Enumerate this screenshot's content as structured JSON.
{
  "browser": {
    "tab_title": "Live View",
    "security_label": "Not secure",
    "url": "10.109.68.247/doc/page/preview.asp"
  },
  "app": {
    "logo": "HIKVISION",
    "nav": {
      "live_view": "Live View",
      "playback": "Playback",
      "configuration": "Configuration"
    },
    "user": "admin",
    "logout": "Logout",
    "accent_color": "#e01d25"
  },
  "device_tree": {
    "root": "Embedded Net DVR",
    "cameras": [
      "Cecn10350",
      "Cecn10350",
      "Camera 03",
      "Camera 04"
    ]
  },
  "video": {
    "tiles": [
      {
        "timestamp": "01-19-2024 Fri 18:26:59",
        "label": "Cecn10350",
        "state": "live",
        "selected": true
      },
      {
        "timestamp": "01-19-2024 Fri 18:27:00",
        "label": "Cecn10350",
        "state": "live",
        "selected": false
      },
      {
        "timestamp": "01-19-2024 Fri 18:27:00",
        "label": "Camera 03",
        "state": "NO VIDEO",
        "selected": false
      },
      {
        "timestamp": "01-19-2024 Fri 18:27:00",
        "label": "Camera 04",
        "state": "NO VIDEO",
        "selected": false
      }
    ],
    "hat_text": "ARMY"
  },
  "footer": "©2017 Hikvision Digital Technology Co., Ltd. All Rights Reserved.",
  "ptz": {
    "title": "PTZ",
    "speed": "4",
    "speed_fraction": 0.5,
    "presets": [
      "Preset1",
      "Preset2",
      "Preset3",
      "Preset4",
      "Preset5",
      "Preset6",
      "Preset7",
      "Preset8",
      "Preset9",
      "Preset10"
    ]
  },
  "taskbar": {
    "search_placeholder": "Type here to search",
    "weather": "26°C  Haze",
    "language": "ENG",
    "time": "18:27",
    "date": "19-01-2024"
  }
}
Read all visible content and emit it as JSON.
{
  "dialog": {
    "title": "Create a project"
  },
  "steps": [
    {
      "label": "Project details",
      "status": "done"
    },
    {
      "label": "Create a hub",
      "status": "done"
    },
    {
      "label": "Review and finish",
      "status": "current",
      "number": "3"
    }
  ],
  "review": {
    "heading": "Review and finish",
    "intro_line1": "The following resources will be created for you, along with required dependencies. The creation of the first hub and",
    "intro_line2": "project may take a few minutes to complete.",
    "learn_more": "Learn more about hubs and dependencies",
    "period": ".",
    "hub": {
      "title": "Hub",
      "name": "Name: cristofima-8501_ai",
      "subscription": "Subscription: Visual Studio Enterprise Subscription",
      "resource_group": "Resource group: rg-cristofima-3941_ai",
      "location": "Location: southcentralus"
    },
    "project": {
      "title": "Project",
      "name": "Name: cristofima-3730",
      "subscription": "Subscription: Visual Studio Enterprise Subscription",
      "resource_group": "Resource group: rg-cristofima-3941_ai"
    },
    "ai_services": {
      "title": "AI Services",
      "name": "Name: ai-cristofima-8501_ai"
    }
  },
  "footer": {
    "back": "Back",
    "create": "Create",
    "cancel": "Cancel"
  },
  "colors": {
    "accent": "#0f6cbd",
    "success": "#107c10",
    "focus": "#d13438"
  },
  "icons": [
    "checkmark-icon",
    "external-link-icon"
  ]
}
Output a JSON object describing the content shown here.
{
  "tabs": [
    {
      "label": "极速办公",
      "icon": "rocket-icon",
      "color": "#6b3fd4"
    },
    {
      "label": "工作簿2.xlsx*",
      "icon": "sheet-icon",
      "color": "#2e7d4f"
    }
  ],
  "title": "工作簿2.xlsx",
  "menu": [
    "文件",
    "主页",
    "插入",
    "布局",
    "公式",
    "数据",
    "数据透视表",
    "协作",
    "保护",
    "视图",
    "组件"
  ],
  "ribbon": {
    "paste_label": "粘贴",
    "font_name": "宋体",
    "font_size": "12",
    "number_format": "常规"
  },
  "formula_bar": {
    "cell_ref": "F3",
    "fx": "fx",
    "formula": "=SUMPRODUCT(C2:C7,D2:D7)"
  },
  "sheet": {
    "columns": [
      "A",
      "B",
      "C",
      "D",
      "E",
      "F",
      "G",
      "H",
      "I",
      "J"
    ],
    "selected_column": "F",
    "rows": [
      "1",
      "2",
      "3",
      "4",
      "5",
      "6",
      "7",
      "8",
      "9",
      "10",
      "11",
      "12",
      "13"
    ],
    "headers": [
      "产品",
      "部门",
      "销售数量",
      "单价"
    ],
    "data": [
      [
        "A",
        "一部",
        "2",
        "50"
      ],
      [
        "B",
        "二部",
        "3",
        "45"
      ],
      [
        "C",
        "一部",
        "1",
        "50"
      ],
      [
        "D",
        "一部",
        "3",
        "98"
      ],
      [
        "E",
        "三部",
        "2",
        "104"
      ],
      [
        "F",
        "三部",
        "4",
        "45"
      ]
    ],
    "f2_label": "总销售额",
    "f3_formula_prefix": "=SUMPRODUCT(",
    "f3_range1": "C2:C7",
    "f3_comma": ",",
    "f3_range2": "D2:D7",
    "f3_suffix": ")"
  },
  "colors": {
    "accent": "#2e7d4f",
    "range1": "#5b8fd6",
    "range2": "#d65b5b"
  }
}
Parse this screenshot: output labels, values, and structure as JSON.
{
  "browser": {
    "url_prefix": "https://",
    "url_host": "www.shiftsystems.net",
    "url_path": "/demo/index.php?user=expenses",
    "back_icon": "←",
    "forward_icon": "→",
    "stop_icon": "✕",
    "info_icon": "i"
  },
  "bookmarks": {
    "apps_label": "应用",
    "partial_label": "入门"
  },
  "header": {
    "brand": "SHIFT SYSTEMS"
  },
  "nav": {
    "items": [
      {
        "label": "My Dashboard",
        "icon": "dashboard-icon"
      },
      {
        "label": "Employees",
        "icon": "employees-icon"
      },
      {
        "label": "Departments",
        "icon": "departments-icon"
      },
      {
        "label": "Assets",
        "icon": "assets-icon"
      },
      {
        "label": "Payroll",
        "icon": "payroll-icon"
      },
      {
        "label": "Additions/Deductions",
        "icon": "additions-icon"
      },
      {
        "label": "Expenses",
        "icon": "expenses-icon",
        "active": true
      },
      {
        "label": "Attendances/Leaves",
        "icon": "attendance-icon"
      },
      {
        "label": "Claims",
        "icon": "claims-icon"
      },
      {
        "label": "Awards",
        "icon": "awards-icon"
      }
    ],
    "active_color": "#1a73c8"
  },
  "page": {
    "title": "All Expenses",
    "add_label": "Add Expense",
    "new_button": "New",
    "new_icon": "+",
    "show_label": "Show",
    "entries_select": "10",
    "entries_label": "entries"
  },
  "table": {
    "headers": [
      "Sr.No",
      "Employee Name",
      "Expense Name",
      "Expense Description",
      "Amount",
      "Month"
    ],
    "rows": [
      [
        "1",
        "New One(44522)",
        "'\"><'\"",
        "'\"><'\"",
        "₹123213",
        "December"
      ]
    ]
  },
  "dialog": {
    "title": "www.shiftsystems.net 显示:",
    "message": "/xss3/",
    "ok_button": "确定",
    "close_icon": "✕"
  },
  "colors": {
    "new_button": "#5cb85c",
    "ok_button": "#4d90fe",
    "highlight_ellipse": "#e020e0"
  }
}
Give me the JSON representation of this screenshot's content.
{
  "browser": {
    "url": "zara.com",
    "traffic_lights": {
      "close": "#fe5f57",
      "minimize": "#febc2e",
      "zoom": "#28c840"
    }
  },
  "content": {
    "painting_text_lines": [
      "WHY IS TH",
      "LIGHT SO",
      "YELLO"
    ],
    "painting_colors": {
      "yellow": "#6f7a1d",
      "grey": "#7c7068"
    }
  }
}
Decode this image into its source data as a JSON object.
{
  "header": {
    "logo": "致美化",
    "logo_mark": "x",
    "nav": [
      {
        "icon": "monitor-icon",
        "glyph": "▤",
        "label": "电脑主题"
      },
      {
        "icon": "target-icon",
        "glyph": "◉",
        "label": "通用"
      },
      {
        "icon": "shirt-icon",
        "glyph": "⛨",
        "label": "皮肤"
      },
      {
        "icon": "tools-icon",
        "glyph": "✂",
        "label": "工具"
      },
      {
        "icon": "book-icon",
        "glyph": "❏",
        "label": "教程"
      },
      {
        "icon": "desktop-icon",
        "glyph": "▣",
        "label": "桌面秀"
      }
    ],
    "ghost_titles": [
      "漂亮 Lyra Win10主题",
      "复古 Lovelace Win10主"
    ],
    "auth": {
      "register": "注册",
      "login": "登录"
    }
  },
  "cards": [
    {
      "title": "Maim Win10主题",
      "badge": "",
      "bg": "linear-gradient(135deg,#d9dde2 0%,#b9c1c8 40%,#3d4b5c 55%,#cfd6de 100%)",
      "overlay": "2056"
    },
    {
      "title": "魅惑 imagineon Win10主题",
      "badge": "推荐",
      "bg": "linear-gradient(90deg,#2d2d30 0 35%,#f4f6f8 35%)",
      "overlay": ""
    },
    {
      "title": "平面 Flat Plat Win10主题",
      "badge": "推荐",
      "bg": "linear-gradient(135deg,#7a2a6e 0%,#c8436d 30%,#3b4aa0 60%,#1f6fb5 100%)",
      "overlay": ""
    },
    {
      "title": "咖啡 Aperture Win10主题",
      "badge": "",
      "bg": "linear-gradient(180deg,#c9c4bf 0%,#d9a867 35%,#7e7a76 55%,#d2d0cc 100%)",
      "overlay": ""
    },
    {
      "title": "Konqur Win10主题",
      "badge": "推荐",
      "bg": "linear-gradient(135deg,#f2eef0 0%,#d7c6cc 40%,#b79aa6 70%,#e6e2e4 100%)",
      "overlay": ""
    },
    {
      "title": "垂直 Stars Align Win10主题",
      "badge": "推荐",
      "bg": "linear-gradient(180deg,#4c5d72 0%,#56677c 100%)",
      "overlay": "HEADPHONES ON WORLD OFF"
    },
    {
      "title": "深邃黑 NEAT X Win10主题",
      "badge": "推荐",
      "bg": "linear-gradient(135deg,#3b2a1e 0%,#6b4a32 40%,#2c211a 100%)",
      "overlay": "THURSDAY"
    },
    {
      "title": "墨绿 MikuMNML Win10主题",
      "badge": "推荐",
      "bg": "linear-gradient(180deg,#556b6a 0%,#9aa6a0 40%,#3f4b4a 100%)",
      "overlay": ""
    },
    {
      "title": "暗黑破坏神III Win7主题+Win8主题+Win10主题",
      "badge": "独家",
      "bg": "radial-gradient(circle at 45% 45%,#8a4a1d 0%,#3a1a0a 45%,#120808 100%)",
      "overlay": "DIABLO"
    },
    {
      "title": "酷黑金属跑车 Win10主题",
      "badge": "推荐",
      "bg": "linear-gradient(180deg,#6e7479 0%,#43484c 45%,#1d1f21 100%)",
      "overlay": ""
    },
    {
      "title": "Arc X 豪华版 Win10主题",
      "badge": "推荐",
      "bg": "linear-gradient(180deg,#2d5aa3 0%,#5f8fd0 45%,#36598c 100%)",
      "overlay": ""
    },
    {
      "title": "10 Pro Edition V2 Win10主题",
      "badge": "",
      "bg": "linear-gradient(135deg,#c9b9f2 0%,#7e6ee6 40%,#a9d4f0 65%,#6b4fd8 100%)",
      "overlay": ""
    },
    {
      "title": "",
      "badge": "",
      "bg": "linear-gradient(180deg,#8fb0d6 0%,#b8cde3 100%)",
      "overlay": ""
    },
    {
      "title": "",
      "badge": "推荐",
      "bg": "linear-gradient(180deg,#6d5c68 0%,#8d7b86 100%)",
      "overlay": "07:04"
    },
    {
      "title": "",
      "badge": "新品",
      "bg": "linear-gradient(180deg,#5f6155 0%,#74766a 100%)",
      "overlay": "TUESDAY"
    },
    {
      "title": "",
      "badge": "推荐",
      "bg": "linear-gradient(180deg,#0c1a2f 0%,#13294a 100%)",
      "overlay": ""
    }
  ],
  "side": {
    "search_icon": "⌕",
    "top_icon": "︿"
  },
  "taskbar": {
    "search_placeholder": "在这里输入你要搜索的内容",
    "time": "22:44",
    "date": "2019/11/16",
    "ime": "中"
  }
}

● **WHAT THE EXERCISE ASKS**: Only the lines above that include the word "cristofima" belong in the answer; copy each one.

● **TASK OUTPUT**:
      "name": "Name: cristofima-8501_ai",
      "resource_group": "Resource group: rg-cristofima-3941_ai",
      "name": "Name: cristofima-3730",
      "resource_group": "Resource group: rg-cristofima-3941_ai"
      "name": "Name: ai-cristofima-8501_ai"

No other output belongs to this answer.